There are a few key culprits behind post-ride butt pain:
- Too much time spent sitting - Long hours in the saddle without breaks puts excessive pressure on your backside. This can restrict blood flow, causing numbness and soreness.
- Poor bike fit - If your seat height, fore/aft position, or tilt is off, it can create hot spots and uneven pressure points. This irritates the soft tissue and leads to chafing.
- Wrong saddle - A saddle that doesn't properly support your sit bones or has inadequate padding can cause discomfort during and after riding.
- Inappropriate shorts/padding - Thin, ill-fitting shorts without ample chamois padding allow too much friction and abrasion.
How to Treat a Sore Butt from Cycling
If you're dealing with a sore, tender tush after riding, here are some tips to ease the pain and help it heal:
- Apply a cold compress - Ice helps constrict blood vessels and reduces inflammation. Apply a cold pack wrapped in a towel for 10-15 minutes after riding.
- Use anti-inflammatory creams - Creams with anti-inflammatory ingredients like arnica, menthol, or capsaicin can provide soothing relief. Gently rub them onto sore areas.
- Sit in an Epsom salt bath - A warm bath infused with Epsom salt can work wonders for post-ride muscle soreness. The magnesium helps relax muscles and reduce swelling.
- Treat hot spots - Use moleskin, bandages or chamois cream on specific chafed or irritated spots for cushioning. Keep the area clean and dry.
- Adjust your bike fit - Visit your local bike shop and get a professional bike fitting to ensure your saddle height and fore/aft positions are optimized.
- Upgrade your saddle - Switch to a saddle designed for your riding style, flexible base, cutout, and ample padding to take pressure off sensitive areas.
- Use chamois cream - Apply chamois cream before and during rides to minimize friction and prevent chafing between your skin and shorts.

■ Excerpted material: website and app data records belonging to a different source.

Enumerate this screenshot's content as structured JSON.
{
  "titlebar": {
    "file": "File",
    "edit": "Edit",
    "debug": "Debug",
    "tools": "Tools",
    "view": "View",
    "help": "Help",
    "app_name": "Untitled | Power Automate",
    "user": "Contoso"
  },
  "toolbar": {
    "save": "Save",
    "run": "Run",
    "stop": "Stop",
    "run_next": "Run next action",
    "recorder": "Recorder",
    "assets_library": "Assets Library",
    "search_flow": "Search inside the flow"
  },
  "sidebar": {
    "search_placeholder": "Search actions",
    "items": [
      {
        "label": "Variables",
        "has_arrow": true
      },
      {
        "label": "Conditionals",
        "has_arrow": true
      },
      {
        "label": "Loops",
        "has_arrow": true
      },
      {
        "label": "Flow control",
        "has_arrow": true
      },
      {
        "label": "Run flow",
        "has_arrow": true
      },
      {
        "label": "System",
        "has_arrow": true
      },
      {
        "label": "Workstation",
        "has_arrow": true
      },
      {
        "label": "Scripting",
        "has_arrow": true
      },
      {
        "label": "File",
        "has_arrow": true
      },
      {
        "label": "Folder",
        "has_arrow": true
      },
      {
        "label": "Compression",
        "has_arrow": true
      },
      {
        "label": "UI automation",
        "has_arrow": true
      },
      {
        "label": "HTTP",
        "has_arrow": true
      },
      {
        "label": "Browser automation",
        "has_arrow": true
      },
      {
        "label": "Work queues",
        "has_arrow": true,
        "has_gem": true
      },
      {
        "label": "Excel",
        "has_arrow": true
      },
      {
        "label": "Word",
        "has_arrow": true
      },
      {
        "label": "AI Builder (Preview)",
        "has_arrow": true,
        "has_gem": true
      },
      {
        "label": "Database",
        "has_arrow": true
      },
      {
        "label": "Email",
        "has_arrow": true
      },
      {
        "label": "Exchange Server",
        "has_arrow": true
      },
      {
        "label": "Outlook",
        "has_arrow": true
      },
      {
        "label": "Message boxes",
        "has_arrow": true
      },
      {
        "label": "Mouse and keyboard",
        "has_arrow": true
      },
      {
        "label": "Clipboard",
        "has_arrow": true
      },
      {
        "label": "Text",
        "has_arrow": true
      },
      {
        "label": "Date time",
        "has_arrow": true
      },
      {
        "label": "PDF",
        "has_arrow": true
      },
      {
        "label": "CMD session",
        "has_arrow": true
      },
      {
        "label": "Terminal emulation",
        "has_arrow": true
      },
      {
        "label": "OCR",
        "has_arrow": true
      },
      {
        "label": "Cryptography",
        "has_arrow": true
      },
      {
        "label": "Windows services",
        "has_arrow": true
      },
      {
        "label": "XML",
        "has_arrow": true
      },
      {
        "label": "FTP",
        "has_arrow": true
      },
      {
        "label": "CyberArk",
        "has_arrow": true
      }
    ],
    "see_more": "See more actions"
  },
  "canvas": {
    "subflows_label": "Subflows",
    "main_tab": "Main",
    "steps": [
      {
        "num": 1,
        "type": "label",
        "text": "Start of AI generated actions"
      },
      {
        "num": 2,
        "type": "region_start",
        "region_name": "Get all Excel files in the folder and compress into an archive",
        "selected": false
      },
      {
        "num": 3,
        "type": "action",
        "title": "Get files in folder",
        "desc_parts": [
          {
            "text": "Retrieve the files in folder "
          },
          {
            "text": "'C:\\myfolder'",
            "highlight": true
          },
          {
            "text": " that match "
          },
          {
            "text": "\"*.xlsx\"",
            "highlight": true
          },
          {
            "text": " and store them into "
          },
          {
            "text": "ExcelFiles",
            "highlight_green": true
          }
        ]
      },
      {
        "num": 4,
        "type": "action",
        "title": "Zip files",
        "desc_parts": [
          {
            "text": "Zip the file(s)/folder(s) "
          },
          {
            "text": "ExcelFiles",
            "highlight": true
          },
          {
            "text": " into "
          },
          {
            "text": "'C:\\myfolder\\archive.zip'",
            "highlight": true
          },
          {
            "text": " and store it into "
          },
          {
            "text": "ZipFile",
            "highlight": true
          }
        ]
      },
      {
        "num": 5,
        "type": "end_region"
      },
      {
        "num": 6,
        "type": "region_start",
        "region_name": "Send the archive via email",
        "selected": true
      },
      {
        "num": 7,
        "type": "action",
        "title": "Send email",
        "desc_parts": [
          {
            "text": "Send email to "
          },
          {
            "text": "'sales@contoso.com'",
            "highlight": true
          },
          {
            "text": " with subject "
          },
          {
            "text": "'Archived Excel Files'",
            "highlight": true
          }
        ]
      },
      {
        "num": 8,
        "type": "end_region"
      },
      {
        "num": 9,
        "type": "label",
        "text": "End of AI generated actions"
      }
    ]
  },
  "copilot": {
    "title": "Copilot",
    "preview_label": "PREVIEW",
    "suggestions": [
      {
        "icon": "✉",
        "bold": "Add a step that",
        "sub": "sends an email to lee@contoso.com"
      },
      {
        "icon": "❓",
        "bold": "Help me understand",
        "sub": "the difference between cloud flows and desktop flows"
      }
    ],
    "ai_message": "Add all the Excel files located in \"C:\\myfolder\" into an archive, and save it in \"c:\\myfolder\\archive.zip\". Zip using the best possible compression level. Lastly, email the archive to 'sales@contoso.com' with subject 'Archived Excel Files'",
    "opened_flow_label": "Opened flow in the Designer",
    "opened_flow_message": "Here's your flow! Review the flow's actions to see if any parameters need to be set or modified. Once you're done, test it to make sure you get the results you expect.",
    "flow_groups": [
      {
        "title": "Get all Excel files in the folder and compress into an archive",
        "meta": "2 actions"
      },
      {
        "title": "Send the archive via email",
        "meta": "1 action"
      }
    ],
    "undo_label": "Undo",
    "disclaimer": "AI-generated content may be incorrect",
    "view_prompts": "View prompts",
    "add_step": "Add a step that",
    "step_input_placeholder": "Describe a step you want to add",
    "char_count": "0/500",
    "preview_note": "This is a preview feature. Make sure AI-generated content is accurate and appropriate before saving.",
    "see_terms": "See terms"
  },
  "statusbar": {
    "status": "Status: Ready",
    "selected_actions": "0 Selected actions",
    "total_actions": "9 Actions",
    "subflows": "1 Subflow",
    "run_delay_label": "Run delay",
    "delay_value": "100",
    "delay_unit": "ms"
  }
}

- Take regular breaks - Get off your saddle and walk around every 45-60 minutes during long rides to give your bum a break from the saddle.
With some minor adjustments and proper post-ride care, you can avoid excess saddle soreness and keep your backside comfortable on the bike. Don't endure an agonizing derrière - take steps to prevent and soothe saddle sores so you can enjoy cycling pain-free.
Here is my next post: Breaking the Stereotype: Why Cyclists are Not Elitist Snobs